News from the Levels 6


Buddy and Henry on the road. (Matilda Temperley)

Buddy and Henry on the road. (Matilda Temperley)

Matilda Temperley’s photograph for edition 5.

Read more about Matilda's project on Kickstarter.


Stories from residents on the Levels ...

A Schoolboy living in Muchelney
I live in the village of Muchelney with my brother, sister and parents. Almost every year at least one of the roads into the village floods, so we are all rather accustomed to flooding. The floods of last winter through were far worse and lasted far longer than we had foreseen which made things a little more difficult.
The floods came down far faster than previous years which meant there was only a couple of days when we were able to drive the 4 x 4 that my dad had bought specifically to be able to get through floods. It was especially unfortunate for my mum as her car was parked between Muchelney and Thorney and was trapped for the duration of the flooding. After two cars got stuck trying to drive along the flooded roads ,we stopped using our car and had to resort to the canoe which we had bought to get through the floods of last year.
For a few weeks we canoed through the waters, carrying the boat and all its contents over the hill in the middle of the floods and then took the car parked on the other side of the water.

The main issue was that it was unsafe to take this trip in the dark due to the risk of hitting something that might sink the boat. This meant that for a few weeks when I was required to stay late at school in Taunton, I had to board and abandon our house.
This situation was rectified by several fire engines showing up, manned by firemen from across the country, which gave lifts through the water during dark. This continued very effectively until one of the fire engines accidently drove off the road’s edge and had to be rescued by another appliance. At this point they stopped.
The replacement was a sort of tank-like vehicle. It was brought in by the army and was a Norwegian armoured personnel carrier that was designed for going through snow. It was probably the most deafeningly loud experience of my life but was dryer than the alternative.
Going to the shops was especially interesting as it required our catching a police power boat and then walking about half a mile to get to the nearest shops.
The village was very lucky on the whole as transport was arranged as quickly as expected and a huge number of people were extremely generous donating food and vital supplies to cut-off villages, as well as the London Boat Show who donated a power boat to the village, and, of course, the men and women of the emergency services who manned the fire engines and other vehicles that allowed us to maintain some semblance of normality.
James McLeod

An Aller Farmer
As farmers we are grateful for the support of others and it has been heartening to witness the whole community pulling together over the last few months.
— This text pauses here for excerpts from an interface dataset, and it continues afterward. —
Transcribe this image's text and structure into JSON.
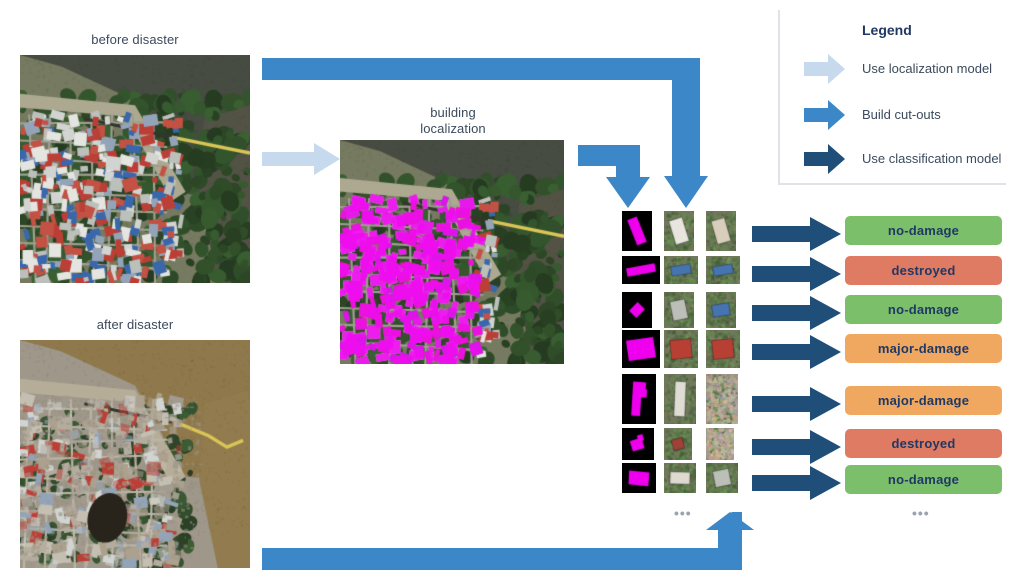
{
  "figure": {
    "captions": {
      "before": "before disaster",
      "after": "after disaster",
      "localization_line1": "building",
      "localization_line2": "localization"
    },
    "ellipsis": "•••"
  },
  "legend": {
    "title": "Legend",
    "items": [
      {
        "label": "Use localization model",
        "color": "#c6d9ed",
        "icon": "arrow-right-icon"
      },
      {
        "label": "Build cut-outs",
        "color": "#3b87c8",
        "icon": "arrow-right-icon"
      },
      {
        "label": "Use classification model",
        "color": "#1f4e79",
        "icon": "arrow-right-icon"
      }
    ]
  },
  "colors": {
    "light_blue": "#c6d9ed",
    "mid_blue": "#3b87c8",
    "dark_navy": "#1f4e79",
    "green": "#7cbf6b",
    "red": "#e07b63",
    "orange": "#f0a860",
    "badge_text": "#1f3864",
    "caption_text": "#3b4a5c",
    "mask_magenta": "#ee00ee",
    "legend_border": "#dfe3e8"
  },
  "classifications": [
    {
      "index": 1,
      "label": "no-damage",
      "color": "#7cbf6b"
    },
    {
      "index": 2,
      "label": "destroyed",
      "color": "#e07b63"
    },
    {
      "index": 3,
      "label": "no-damage",
      "color": "#7cbf6b"
    },
    {
      "index": 4,
      "label": "major-damage",
      "color": "#f0a860"
    },
    {
      "index": 5,
      "label": "major-damage",
      "color": "#f0a860"
    },
    {
      "index": 6,
      "label": "destroyed",
      "color": "#e07b63"
    },
    {
      "index": 7,
      "label": "no-damage",
      "color": "#7cbf6b"
    }
  ],
  "cutout_rows": [
    {
      "index": 1,
      "mask_shape": "tall-narrow-rotated-rect",
      "pre_roof": "white",
      "post_roof": "tan"
    },
    {
      "index": 2,
      "mask_shape": "wide-flat-rotated-bar",
      "pre_roof": "blue",
      "post_roof": "blue"
    },
    {
      "index": 3,
      "mask_shape": "small-diamond",
      "pre_roof": "grey",
      "post_roof": "blue"
    },
    {
      "index": 4,
      "mask_shape": "wide-rotated-rect",
      "pre_roof": "red",
      "post_roof": "red"
    },
    {
      "index": 5,
      "mask_shape": "tall-L-shape",
      "pre_roof": "white-long",
      "post_roof": "rubble"
    },
    {
      "index": 6,
      "mask_shape": "small-angular-block",
      "pre_roof": "red-small",
      "post_roof": "rubble"
    },
    {
      "index": 7,
      "mask_shape": "wide-block",
      "pre_roof": "white-wide",
      "post_roof": "grey"
    }
  ],
  "flow_arrows": [
    {
      "name": "localization-arrow",
      "style": "straight-right",
      "color": "#c6d9ed"
    },
    {
      "name": "pre-cutout-arrow",
      "style": "right-then-down",
      "color": "#3b87c8"
    },
    {
      "name": "mask-cutout-arrow",
      "style": "right-then-down",
      "color": "#3b87c8"
    },
    {
      "name": "post-cutout-arrow",
      "style": "right-then-up",
      "color": "#3b87c8"
    }
  ]
}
Going forward, we would ask everyone to continue to think of all the householders and businesses affected by the floods and how we can all work to create a local solution to the problems we have encountered.
Andrew Maltby

A Bird Watcher
The strange watery landscape came as a wonderful habitat to thousands of birds. The sky was alive with wheeling lapwing, glittering dunlin and golden plover; heron, snipe and egret occupied the few unflooded droves and hundreds of teal and wigeon bobbed on the moors, their ceaseless whistling filling the air night and day. There were, alas, casualties of these unusual conditions; the barn owls on Beer Moor have not been seen since the autumn having lost their food source to the waters.
Peter Merry

The Parrett Cafe, Langport
The floods have hit us all in different ways. People’s homes, businesses and livelihoods have been destroyed, not always with flood water in their premises, but also by not having access to villages they needed or being trapped in villages they lived in. The one thing that has kept everyone strong through this is the true community spirit within Somerset. This spirit has ridden in everyone, from farmers using their tractors to get locals out of villages, to businesses donating time and money towards MuchThorn Wings, a local charity set up by Clare Paul at the Parrett Cafe in Langport. This charity has helped residents of Muchelney and Thorney though the floods with supplies of clean drinking water, ready meals and cleaning supplies. It also helped fund different ways of getting to and from flooded villages, including a boat at Muchelney and Water Wings at Thorney. We are continuing to help with the clean-up and to inform tourists that Somerset is open for business our lovely county is no longer under water and can now be fully explored.
Jessie and Abby